S: Ewe could be dreaming this.

M: I could?

S: Are ewe up a tree?

M: I am.

S: We’ll I am probably not, so ewe are most likely dreaming.

M: I must have dropped off.

S: Well, take care if you do, it’s a long way to the ground.

M: Okay, thanks!

S: Ewe are welcome… and, by the way… you snore.

Charles & David – Sing

David: Charles!

Charles: David!

David: It is you!

Charles: It is indeed: I have been me since I was a very young boy.

David: Thankfully so. Shall we… sing?

Charles: A song?

David: Quite! A classic from the age of elegance?

Charles: No other age would do.

David: Then, let us begin, a one, three, four—

Charles: —two!

David (singing): You’ve got a beautiful chin.

Charles (spoken): Why, thank you.

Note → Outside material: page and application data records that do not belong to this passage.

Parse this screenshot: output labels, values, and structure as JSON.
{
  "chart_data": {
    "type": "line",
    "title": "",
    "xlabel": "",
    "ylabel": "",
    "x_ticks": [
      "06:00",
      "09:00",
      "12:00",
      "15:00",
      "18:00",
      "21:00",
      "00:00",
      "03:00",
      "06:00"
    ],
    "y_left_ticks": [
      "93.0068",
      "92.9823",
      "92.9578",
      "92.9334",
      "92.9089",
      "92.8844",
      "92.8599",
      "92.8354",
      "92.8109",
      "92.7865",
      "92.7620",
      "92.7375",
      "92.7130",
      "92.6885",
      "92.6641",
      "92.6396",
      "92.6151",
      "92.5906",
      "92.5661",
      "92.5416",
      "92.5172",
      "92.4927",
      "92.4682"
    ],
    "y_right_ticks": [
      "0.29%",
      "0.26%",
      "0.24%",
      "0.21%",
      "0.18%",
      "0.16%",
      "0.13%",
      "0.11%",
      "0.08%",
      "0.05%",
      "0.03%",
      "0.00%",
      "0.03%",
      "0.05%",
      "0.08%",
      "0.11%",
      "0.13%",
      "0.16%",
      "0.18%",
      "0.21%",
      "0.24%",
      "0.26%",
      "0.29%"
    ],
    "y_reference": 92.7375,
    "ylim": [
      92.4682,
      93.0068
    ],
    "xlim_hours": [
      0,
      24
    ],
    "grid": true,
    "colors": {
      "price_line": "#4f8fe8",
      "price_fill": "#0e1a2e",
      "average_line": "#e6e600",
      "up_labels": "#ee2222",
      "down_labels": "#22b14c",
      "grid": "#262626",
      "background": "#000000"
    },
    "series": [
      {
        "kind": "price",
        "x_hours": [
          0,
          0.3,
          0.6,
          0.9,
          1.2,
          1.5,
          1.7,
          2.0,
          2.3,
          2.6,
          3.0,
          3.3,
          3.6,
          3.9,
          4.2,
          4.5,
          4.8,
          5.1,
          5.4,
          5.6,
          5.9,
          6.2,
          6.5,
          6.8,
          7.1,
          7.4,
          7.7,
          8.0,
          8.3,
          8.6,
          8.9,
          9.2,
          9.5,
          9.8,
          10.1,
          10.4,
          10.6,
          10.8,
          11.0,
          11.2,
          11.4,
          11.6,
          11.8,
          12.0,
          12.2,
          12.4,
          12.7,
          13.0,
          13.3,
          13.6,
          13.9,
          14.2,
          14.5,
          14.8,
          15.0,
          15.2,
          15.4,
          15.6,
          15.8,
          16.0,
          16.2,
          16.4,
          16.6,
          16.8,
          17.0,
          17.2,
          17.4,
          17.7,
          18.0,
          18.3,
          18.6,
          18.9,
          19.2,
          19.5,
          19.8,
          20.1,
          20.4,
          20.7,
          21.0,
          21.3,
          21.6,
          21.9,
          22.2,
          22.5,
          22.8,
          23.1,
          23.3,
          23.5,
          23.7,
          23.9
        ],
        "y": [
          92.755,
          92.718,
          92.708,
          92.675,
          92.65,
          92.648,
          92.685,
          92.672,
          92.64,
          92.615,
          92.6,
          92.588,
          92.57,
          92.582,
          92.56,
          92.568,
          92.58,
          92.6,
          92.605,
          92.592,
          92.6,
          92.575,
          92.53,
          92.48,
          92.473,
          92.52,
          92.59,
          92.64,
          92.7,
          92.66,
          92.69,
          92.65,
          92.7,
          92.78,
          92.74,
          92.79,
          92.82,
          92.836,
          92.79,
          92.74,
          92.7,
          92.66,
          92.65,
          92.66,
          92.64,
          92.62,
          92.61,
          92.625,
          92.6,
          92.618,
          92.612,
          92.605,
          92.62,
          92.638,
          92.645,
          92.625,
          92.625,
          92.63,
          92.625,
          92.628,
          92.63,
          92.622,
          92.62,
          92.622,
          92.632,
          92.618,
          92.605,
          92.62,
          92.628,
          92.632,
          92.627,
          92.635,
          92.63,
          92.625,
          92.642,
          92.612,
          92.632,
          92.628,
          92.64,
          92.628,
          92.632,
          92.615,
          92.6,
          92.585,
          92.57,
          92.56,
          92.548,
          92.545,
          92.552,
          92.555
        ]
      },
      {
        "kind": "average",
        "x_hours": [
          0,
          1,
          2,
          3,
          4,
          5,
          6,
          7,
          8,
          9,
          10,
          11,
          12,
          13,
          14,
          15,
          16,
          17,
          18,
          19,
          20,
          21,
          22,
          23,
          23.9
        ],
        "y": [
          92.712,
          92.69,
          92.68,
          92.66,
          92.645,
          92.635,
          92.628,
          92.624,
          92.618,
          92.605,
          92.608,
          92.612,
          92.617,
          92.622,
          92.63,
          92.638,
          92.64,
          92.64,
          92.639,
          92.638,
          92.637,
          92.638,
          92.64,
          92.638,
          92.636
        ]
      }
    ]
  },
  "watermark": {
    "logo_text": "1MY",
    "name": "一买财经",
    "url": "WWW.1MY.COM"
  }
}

David (spoken): You are very welcome.

Charles (singing): You’ve got beautiful skin.

David (spoken): I moisturise.

Charles (spoken): It shows.

David (singing): You’ve got a beautiful face.

Charles (spoken): David, are you flirting with me?

David (singing): I’ve got taste.

Charles (spoken): David, is there something that you want to sing to me?

David (spoken): Yes, Charles. (singing): Rabbit.

SFX Dog barking, sound of dog leaping into the sea.

Charles (spoken) You never did like my dog, did you, David?

David (spoken): It was me or him, Charles – me, or him.

The Old Man and the Flea

If you’ve got an itch, scratch it.

The old man certainly did have an itch,

so he scratched it.

“Watch out!” came a little voice from the vicinity of the scratch area, “You almost caused me a mischief!”

The old man, only slightly puzzled (as he had lived a very long time, and seen and heard many a strange thing) looked carefully, with his reduced eyesight, and espied a small creature of no more than yay long.

“What are you up to?” asks the old man, “And is it causing my itch?”

“I am just trying to live a humble life.” said the humble voice – and it did sound very humble, just like a microscopic Uriah Heep. “Sorry if I’m causing you a bother, but I seem to have fallen off of my rat.”

“You own a rat?” asked the old man. “What colour was it? Always trying to be helpful, the old man looked around to see if there were any rats (of any colour) in the near vicinity.

“I don’t own it…” explained the voice, “I just hitched a lift, and then fell off – most annoying it is when that happens.”

“I can believe it would be.” agreed the old man, “Did you say what colour it was?”

“Black.” said the voice. “A regular Model T Ford sort of rat.”

“My you are educated, for a…?” the old man curtailed his sentence as he still had not a clue as to whom he was having a conversation with.

“I’m a flea.” said the flea.

“Oh, dear.” said the old man, sadly. “Are you carrying the plague?”

“I might be.” said the flea, “Anyway, you look like you’ve lived long enough already. About time you popped your clogs.” the flea had spoken with a brightness that belied the subject matter.

“Oh.” said the old man. “Bother.”